_Source information_
========

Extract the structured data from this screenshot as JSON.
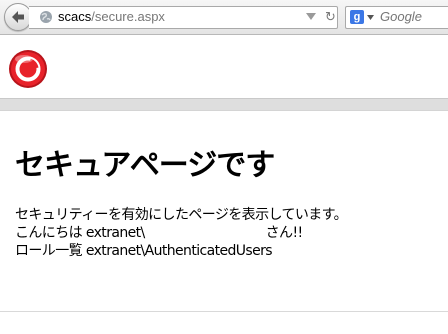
{
  "browser": {
    "url_host": "scacs",
    "url_path": "/secure.aspx",
    "search_placeholder": "Google",
    "search_engine_letter": "g"
  },
  "page": {
    "heading": "セキュアページです",
    "message": "セキュリティーを有効にしたページを表示しています。",
    "greeting_prefix": "こんにちは",
    "greeting_user": "extranet\\",
    "greeting_suffix": "さん!!",
    "roles_label": "ロール一覧",
    "roles_value": "extranet\\AuthenticatedUsers"
  },
  "colors": {
    "logo_red": "#e8222a",
    "toolbar_bg": "#ececec",
    "separator": "#dedede"
  }
}
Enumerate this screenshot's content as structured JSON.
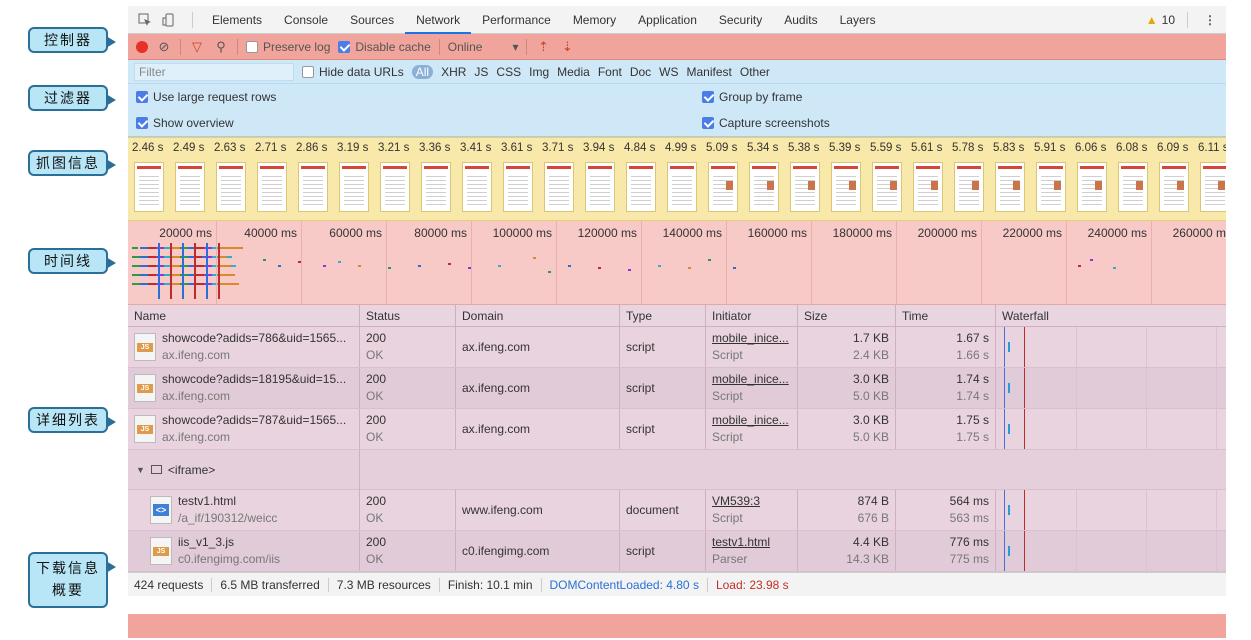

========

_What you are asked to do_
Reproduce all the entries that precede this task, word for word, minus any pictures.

_Answer box_
Extract the structured data from this screenshot as JSON.
{
  "browser": {
    "url_host": "scacs",
    "url_path": "/secure.aspx",
    "search_placeholder": "Google",
    "search_engine_letter": "g"
  },
  "page": {
    "heading": "セキュアページです",
    "message": "セキュリティーを有効にしたページを表示しています。",
    "greeting_prefix": "こんにちは",
    "greeting_user": "extranet\\",
    "greeting_suffix": "さん!!",
    "roles_label": "ロール一覧",
    "roles_value": "extranet\\AuthenticatedUsers"
  },
  "colors": {
    "logo_red": "#e8222a",
    "toolbar_bg": "#ececec",
    "separator": "#dedede"
  }
}
Enumerate this screenshot's content as structured JSON.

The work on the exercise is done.